# Definition:Googol

## Definition

A **googol** is defined to be $10^{100}$.

## Also see

## Historical Note

The **googol** was apparently invented by a schoolchild writing $1$ followed by $100$ zeroes on a blackboard:

- $10000000000000000000000000000000000000000000000000000000000000000000000000000000000000000000000000000$

In discussing the **googol**, Edward Kasner and James Newman point out that the number of grains of sand on Coney Island is approximately $10^{20}$.

It is also estimated that the number of raindrops falling on New York, for example, during the course of a century, is far less than a googol.

The total number of particles in the visible universe, even, has been estimated as between $10^{80}$ and $10^{87}$, again still far less than a googol.

Numbers of this size are really only needed in the field of combinatorics, as was presciently suggested by Kasner and Newman.

## Linguistic Note

The word **googol** was coined by 9-year-old **Milton Sirotta**, nephew of American mathematician Edward Kasner.

Beware the mis-spelling **google**, which is the name of an internet search engine.

## Sources
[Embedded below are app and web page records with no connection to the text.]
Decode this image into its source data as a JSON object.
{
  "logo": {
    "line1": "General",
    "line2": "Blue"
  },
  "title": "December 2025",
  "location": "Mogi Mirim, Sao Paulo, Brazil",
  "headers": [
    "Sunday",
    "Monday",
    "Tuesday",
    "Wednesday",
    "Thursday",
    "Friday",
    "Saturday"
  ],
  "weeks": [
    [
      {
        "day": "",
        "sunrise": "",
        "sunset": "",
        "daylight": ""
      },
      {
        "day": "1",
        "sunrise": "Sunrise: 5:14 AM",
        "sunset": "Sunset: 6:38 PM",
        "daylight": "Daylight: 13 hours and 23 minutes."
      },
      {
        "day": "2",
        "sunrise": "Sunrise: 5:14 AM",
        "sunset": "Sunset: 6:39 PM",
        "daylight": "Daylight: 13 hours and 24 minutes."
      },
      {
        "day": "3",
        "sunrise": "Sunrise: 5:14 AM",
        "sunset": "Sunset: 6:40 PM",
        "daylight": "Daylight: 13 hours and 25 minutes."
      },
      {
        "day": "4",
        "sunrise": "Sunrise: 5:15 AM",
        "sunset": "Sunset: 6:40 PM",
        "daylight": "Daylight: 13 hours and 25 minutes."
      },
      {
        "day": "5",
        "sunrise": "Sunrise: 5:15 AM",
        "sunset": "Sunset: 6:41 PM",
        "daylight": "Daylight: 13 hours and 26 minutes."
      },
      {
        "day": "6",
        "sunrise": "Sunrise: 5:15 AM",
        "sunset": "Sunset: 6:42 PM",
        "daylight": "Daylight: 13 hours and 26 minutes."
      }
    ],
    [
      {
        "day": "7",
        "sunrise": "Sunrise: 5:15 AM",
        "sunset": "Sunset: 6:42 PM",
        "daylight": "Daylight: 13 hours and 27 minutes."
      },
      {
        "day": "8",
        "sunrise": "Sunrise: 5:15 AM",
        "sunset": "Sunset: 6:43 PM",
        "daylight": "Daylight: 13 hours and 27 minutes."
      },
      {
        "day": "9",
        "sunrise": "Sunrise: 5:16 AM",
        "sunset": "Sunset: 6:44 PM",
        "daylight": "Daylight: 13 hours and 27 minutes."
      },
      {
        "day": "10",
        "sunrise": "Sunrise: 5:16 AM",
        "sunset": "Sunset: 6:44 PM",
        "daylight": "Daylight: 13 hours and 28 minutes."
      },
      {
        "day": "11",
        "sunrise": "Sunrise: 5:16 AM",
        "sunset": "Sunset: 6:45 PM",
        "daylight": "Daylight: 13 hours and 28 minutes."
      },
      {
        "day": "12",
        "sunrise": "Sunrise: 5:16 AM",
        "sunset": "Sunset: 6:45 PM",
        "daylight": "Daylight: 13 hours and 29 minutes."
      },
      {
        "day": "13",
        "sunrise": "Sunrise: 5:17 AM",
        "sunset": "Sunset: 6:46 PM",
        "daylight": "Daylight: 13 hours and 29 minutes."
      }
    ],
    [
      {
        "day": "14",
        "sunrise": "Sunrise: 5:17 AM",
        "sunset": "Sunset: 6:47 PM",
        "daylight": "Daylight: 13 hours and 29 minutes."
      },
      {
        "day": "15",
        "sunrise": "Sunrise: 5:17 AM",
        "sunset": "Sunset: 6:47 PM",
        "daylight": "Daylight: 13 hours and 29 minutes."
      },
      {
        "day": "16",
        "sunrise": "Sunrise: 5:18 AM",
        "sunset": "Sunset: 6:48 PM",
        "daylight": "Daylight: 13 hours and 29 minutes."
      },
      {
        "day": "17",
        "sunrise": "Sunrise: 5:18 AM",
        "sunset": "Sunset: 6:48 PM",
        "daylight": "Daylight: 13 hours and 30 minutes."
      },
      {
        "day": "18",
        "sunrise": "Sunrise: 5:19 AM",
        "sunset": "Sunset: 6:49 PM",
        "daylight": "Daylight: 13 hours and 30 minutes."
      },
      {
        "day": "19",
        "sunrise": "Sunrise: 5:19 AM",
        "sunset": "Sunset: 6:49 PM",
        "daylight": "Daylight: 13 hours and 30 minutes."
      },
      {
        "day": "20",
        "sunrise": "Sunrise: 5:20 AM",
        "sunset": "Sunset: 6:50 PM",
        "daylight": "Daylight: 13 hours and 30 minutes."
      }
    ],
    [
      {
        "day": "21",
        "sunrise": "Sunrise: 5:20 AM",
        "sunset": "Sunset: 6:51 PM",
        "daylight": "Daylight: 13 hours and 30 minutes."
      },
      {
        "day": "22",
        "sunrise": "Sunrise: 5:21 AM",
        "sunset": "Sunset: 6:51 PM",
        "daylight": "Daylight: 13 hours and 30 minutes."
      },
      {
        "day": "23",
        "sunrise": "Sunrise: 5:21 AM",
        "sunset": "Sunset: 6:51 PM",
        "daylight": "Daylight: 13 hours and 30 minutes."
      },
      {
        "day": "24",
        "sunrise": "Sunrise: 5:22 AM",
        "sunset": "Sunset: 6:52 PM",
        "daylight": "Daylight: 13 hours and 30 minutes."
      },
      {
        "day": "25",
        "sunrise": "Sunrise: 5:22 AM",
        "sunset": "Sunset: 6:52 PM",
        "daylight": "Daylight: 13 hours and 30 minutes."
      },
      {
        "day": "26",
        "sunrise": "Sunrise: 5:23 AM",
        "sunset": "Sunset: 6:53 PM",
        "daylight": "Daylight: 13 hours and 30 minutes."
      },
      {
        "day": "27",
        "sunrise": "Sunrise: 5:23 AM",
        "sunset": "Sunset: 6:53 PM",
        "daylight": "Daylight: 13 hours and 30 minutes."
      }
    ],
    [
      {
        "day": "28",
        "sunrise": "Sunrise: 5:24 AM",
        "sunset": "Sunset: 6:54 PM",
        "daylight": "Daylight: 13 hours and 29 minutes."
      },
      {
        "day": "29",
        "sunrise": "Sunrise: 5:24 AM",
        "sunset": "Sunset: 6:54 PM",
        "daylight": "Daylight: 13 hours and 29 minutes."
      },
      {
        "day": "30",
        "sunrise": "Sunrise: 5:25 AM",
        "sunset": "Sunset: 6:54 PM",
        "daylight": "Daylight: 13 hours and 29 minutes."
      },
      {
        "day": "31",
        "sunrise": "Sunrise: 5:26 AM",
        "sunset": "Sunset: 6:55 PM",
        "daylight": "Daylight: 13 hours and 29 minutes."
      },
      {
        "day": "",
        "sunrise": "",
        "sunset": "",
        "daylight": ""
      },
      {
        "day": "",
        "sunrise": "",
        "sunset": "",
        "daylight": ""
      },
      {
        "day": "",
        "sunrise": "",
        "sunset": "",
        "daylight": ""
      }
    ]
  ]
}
- 1940: Edward Kasner and James Newman:
*Mathematics and the Imagination* - 1962: Clifton Fadiman:
*The Mathematical Magpie*: Introduction - 1986: David Wells:
*Curious and Interesting Numbers*... (previous) ... (next): $10^{51}$ - 1986: David Wells:
*Curious and Interesting Numbers*... (previous) ... (next): $10^{100}$ - 1997: David Wells:
*Curious and Interesting Numbers*(2nd ed.) ... (previous) ... (next): $10^{51}$ - 1997: David Wells:
*Curious and Interesting Numbers*(2nd ed.) ... (previous) ... (next): $10^{100}$ - 2008: David Nelson:
*The Penguin Dictionary of Mathematics*(4th ed.) ... (previous) ... (next): Entry:**googol** - 2014: Christopher Clapham and James Nicholson:
*The Concise Oxford Dictionary of Mathematics*(5th ed.) ... (previous) ... (next): Entry:**googol**